Bluebead Lily

The Bluebead Lily is a perennial and a member of the lily family. It is also known by the name yellow clintonia. It is a relatively small plant ranging in height from 5-10 inches. It grows in the mountains of northeastern and some central mountains of North America. It grows as far south a the mountain regions of North Carolina. There are some species that are closely related to the Bluebead Lily that have been found in parts of Asia and the southern Appalachians.

The Bluebead Lily flowers in May and June. It takes over twelve years for a clone to establish itself and grow its first flower. It takes two years just for the germination alone. The Bluebead Lily reproduces by means of seeds or vegetatively by rhizomes (a horizontal root stem or stalk).

Bluebead lilies are very slow to spread but once it is established it can usually survive for a long time, if it is kept in low sunlight. The Bluebead lily is sensitive to grazing by the White Tailed deer.
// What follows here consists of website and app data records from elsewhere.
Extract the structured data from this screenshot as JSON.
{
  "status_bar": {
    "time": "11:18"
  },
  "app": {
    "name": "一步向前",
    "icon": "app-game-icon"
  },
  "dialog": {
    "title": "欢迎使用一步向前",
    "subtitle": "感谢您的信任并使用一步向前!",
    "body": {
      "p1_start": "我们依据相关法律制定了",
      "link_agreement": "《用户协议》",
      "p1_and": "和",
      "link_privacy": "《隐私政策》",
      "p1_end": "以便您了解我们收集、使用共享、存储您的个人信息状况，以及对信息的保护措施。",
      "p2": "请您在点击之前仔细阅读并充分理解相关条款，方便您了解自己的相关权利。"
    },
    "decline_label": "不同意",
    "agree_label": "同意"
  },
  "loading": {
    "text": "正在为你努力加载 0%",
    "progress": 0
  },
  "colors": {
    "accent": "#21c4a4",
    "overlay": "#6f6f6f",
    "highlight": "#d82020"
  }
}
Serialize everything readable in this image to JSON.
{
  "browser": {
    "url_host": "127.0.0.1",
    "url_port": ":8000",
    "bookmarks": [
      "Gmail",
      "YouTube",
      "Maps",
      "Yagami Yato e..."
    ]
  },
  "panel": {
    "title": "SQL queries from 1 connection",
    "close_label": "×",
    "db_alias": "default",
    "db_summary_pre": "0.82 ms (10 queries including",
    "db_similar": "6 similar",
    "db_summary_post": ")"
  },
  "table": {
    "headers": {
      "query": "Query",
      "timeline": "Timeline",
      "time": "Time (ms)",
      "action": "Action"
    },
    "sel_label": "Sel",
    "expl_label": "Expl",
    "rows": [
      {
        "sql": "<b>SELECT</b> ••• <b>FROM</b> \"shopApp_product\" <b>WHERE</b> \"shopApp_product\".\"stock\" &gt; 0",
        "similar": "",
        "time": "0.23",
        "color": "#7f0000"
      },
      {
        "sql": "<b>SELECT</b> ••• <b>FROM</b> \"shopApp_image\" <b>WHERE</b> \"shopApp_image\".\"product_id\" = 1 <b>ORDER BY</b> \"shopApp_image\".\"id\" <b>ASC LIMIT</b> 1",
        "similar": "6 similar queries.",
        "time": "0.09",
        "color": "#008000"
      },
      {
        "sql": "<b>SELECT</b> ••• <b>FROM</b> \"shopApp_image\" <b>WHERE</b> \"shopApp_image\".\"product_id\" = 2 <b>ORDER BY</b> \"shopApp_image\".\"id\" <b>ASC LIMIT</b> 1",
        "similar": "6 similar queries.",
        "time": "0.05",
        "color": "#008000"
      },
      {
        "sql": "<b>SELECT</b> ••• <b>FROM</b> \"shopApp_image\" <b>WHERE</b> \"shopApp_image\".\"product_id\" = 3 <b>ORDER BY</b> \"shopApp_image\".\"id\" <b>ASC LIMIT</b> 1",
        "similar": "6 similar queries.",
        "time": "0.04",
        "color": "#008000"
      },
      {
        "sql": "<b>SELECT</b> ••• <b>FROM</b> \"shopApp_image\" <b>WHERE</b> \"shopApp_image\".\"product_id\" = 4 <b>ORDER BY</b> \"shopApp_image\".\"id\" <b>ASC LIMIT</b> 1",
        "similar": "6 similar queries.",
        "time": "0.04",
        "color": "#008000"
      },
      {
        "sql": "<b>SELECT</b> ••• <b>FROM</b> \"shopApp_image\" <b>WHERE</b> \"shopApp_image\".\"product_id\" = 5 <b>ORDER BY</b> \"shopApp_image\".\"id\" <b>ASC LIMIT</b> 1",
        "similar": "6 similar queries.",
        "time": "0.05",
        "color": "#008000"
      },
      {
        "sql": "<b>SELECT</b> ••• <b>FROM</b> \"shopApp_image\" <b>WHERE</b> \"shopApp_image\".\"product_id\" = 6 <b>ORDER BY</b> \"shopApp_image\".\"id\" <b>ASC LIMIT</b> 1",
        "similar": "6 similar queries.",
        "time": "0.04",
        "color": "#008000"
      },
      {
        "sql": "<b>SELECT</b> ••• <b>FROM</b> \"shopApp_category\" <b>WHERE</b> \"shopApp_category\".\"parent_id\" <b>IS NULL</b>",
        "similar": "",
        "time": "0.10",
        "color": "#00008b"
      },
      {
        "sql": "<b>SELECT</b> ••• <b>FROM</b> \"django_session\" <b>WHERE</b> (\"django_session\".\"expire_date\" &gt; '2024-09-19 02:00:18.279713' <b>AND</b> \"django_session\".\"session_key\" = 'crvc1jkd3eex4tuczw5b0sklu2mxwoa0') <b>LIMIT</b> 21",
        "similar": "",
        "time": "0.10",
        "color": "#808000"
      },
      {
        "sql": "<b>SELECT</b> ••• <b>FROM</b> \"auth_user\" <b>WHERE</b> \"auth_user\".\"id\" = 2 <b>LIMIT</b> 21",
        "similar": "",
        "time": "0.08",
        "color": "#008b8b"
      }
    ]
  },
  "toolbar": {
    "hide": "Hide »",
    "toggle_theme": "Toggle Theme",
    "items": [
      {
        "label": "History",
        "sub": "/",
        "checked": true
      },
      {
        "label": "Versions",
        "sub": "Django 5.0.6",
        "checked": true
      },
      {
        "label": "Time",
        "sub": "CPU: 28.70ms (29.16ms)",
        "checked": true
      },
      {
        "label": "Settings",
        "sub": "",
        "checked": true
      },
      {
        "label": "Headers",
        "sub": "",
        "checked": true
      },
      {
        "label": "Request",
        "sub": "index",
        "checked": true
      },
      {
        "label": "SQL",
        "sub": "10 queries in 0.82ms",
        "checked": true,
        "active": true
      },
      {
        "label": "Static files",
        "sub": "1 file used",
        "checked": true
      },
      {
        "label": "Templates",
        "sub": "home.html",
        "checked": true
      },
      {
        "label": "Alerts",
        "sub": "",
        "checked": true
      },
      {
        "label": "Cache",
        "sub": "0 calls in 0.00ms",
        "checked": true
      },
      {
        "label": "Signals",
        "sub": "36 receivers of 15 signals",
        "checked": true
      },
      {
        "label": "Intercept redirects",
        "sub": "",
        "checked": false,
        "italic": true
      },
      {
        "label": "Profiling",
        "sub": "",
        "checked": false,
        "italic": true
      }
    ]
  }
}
The plant is colonial in nature. It is found in large colonies of green, shiny basal (located near the bottom of the plant) leaves.

The rhizome has a saponin (chemical compound) steroid called diosgenin that is used to produce a medicine that has estrognenic effects. The leaves are edible while they are still young. The fruit is not edible, being slightly toxic. it also has a very nasty taste. They look like blueberries but are not related.

Transplanting the Bluebead  Lily is not a good idea. It is difficult because of the slow germination process of the plant and also because it cannot endure direct sunlight.

The berries of the Bluebead Lily stand out and are considered to be the most dramatic feature of the plant. They transition  from green to white and finally to a deep porcelain blue.Standing on stalks that can reach 16 inches in height the colorful berry stands out against the browns and greens of the forest.

The Bluebead Lily is usually considered to be a northern hardwood species. It regularly grows along side the red trillium, Indian cucumber root, striped maple and hobble brush. The Bluebead Lily is sometimes confused with wild leeks or lady’s slipper. This unique lily is simply one of nature’s treasures that seems to serve no purpose other than food for the White Tailed deer and for all to enjoy its simple beauty.